Requirement:
All of the data needs to be reproduced with no alterations.

[Items from an interface collection]
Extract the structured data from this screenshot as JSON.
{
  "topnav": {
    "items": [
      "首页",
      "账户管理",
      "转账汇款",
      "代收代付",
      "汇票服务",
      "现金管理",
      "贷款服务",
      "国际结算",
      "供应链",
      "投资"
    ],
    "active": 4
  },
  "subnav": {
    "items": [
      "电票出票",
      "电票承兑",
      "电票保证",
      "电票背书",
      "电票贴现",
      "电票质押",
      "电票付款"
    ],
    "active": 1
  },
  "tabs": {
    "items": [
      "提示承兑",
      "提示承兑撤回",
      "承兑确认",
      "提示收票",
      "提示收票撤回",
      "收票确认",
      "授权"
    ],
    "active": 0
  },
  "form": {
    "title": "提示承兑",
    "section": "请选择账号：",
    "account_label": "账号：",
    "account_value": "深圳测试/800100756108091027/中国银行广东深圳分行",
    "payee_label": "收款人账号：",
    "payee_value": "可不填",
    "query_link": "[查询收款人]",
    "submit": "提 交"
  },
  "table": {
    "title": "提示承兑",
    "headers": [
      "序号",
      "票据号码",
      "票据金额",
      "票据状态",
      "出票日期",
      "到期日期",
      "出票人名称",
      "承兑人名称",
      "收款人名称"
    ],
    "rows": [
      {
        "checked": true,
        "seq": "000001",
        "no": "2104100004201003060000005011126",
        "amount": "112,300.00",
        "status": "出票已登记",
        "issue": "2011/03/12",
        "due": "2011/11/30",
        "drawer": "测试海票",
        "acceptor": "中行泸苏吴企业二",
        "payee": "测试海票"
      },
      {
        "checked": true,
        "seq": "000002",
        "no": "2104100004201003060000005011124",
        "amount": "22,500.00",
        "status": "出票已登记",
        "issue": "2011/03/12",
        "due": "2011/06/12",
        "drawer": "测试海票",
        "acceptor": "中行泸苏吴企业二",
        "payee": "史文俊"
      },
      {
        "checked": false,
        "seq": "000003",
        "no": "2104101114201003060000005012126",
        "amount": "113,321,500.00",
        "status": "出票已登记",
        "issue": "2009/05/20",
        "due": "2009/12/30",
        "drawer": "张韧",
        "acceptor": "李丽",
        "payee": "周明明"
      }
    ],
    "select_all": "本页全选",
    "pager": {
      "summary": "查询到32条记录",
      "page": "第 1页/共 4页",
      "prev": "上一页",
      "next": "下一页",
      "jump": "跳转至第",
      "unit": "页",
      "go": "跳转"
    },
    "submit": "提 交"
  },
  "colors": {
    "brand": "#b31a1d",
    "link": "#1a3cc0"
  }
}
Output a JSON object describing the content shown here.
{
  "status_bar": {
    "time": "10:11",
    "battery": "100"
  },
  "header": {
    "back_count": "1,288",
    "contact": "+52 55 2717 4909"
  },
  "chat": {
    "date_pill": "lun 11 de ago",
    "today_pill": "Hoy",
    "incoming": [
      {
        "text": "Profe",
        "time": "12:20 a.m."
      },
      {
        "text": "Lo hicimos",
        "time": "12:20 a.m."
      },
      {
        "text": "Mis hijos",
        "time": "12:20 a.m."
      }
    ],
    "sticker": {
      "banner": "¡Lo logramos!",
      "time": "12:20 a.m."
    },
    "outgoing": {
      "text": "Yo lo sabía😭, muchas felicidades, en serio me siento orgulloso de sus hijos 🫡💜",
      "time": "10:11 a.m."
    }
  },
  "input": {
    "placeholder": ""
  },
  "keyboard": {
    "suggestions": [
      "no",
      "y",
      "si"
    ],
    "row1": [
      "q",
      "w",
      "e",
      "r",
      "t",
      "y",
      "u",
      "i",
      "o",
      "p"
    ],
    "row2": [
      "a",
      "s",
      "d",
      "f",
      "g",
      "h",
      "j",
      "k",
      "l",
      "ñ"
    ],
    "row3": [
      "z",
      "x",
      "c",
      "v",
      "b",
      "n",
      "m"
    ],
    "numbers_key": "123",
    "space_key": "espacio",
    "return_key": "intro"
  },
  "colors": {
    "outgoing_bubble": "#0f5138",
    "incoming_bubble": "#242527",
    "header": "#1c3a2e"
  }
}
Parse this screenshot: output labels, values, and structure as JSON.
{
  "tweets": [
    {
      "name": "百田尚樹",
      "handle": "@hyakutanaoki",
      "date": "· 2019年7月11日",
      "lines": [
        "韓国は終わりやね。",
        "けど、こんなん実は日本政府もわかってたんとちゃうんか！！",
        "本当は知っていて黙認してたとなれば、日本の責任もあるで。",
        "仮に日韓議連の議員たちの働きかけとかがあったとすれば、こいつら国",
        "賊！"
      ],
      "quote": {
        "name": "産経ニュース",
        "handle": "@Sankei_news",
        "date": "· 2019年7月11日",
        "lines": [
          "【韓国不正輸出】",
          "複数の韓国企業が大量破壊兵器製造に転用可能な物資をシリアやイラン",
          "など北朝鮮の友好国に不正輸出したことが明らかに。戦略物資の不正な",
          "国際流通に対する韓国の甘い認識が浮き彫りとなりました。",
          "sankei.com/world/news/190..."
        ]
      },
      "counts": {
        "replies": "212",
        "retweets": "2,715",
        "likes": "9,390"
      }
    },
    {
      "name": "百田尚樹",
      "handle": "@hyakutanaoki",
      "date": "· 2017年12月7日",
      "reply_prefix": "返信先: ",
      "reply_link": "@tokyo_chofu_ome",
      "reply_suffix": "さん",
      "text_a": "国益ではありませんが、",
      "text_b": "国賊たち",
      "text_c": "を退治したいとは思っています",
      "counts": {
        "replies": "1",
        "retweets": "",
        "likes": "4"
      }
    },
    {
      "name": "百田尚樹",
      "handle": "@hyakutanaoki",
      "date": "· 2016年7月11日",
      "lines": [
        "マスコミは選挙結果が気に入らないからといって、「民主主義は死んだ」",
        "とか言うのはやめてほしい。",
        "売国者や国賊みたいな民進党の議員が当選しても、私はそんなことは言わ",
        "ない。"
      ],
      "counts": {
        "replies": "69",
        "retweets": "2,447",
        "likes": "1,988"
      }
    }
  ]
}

Solved problem:
Extract the structured data from this screenshot as JSON.
{
  "topnav": {
    "items": [
      "首页",
      "账户管理",
      "转账汇款",
      "代收代付",
      "汇票服务",
      "现金管理",
      "贷款服务",
      "国际结算",
      "供应链",
      "投资"
    ],
    "active": 4
  },
  "subnav": {
    "items": [
      "电票出票",
      "电票承兑",
      "电票保证",
      "电票背书",
      "电票贴现",
      "电票质押",
      "电票付款"
    ],
    "active": 1
  },
  "tabs": {
    "items": [
      "提示承兑",
      "提示承兑撤回",
      "承兑确认",
      "提示收票",
      "提示收票撤回",
      "收票确认",
      "授权"
    ],
    "active": 0
  },
  "form": {
    "title": "提示承兑",
    "section": "请选择账号：",
    "account_label": "账号：",
    "account_value": "深圳测试/800100756108091027/中国银行广东深圳分行",
    "payee_label": "收款人账号：",
    "payee_value": "可不填",
    "query_link": "[查询收款人]",
    "submit": "提 交"
  },
  "table": {
    "title": "提示承兑",
    "headers": [
      "序号",
      "票据号码",
      "票据金额",
      "票据状态",
      "出票日期",
      "到期日期",
      "出票人名称",
      "承兑人名称",
      "收款人名称"
    ],
    "rows": [
      {
        "checked": true,
        "seq": "000001",
        "no": "2104100004201003060000005011126",
        "amount": "112,300.00",
        "status": "出票已登记",
        "issue": "2011/03/12",
        "due": "2011/11/30",
        "drawer": "测试海票",
        "acceptor": "中行泸苏吴企业二",
        "payee": "测试海票"
      },
      {
        "checked": true,
        "seq": "000002",
        "no": "2104100004201003060000005011124",
        "amount": "22,500.00",
        "status": "出票已登记",
        "issue": "2011/03/12",
        "due": "2011/06/12",
        "drawer": "测试海票",
        "acceptor": "中行泸苏吴企业二",
        "payee": "史文俊"
      },
      {
        "checked": false,
        "seq": "000003",
        "no": "2104101114201003060000005012126",
        "amount": "113,321,500.00",
        "status": "出票已登记",
        "issue": "2009/05/20",
        "due": "2009/12/30",
        "drawer": "张韧",
        "acceptor": "李丽",
        "payee": "周明明"
      }
    ],
    "select_all": "本页全选",
    "pager": {
      "summary": "查询到32条记录",
      "page": "第 1页/共 4页",
      "prev": "上一页",
      "next": "下一页",
      "jump": "跳转至第",
      "unit": "页",
      "go": "跳转"
    },
    "submit": "提 交"
  },
  "colors": {
    "brand": "#b31a1d",
    "link": "#1a3cc0"
  }
}
Output a JSON object describing the content shown here.
{
  "status_bar": {
    "time": "10:11",
    "battery": "100"
  },
  "header": {
    "back_count": "1,288",
    "contact": "+52 55 2717 4909"
  },
  "chat": {
    "date_pill": "lun 11 de ago",
    "today_pill": "Hoy",
    "incoming": [
      {
        "text": "Profe",
        "time": "12:20 a.m."
      },
      {
        "text": "Lo hicimos",
        "time": "12:20 a.m."
      },
      {
        "text": "Mis hijos",
        "time": "12:20 a.m."
      }
    ],
    "sticker": {
      "banner": "¡Lo logramos!",
      "time": "12:20 a.m."
    },
    "outgoing": {
      "text": "Yo lo sabía😭, muchas felicidades, en serio me siento orgulloso de sus hijos 🫡💜",
      "time": "10:11 a.m."
    }
  },
  "input": {
    "placeholder": ""
  },
  "keyboard": {
    "suggestions": [
      "no",
      "y",
      "si"
    ],
    "row1": [
      "q",
      "w",
      "e",
      "r",
      "t",
      "y",
      "u",
      "i",
      "o",
      "p"
    ],
    "row2": [
      "a",
      "s",
      "d",
      "f",
      "g",
      "h",
      "j",
      "k",
      "l",
      "ñ"
    ],
    "row3": [
      "z",
      "x",
      "c",
      "v",
      "b",
      "n",
      "m"
    ],
    "numbers_key": "123",
    "space_key": "espacio",
    "return_key": "intro"
  },
  "colors": {
    "outgoing_bubble": "#0f5138",
    "incoming_bubble": "#242527",
    "header": "#1c3a2e"
  }
}
Parse this screenshot: output labels, values, and structure as JSON.
{
  "tweets": [
    {
      "name": "百田尚樹",
      "handle": "@hyakutanaoki",
      "date": "· 2019年7月11日",
      "lines": [
        "韓国は終わりやね。",
        "けど、こんなん実は日本政府もわかってたんとちゃうんか！！",
        "本当は知っていて黙認してたとなれば、日本の責任もあるで。",
        "仮に日韓議連の議員たちの働きかけとかがあったとすれば、こいつら国",
        "賊！"
      ],
      "quote": {
        "name": "産経ニュース",
        "handle": "@Sankei_news",
        "date": "· 2019年7月11日",
        "lines": [
          "【韓国不正輸出】",
          "複数の韓国企業が大量破壊兵器製造に転用可能な物資をシリアやイラン",
          "など北朝鮮の友好国に不正輸出したことが明らかに。戦略物資の不正な",
          "国際流通に対する韓国の甘い認識が浮き彫りとなりました。",
          "sankei.com/world/news/190..."
        ]
      },
      "counts": {
        "replies": "212",
        "retweets": "2,715",
        "likes": "9,390"
      }
    },
    {
      "name": "百田尚樹",
      "handle": "@hyakutanaoki",
      "date": "· 2017年12月7日",
      "reply_prefix": "返信先: ",
      "reply_link": "@tokyo_chofu_ome",
      "reply_suffix": "さん",
      "text_a": "国益ではありませんが、",
      "text_b": "国賊たち",
      "text_c": "を退治したいとは思っています",
      "counts": {
        "replies": "1",
        "retweets": "",
        "likes": "4"
      }
    },
    {
      "name": "百田尚樹",
      "handle": "@hyakutanaoki",
      "date": "· 2016年7月11日",
      "lines": [
        "マスコミは選挙結果が気に入らないからといって、「民主主義は死んだ」",
        "とか言うのはやめてほしい。",
        "売国者や国賊みたいな民進党の議員が当選しても、私はそんなことは言わ",
        "ない。"
      ],
      "counts": {
        "replies": "69",
        "retweets": "2,447",
        "likes": "1,988"
      }
    }
  ]
}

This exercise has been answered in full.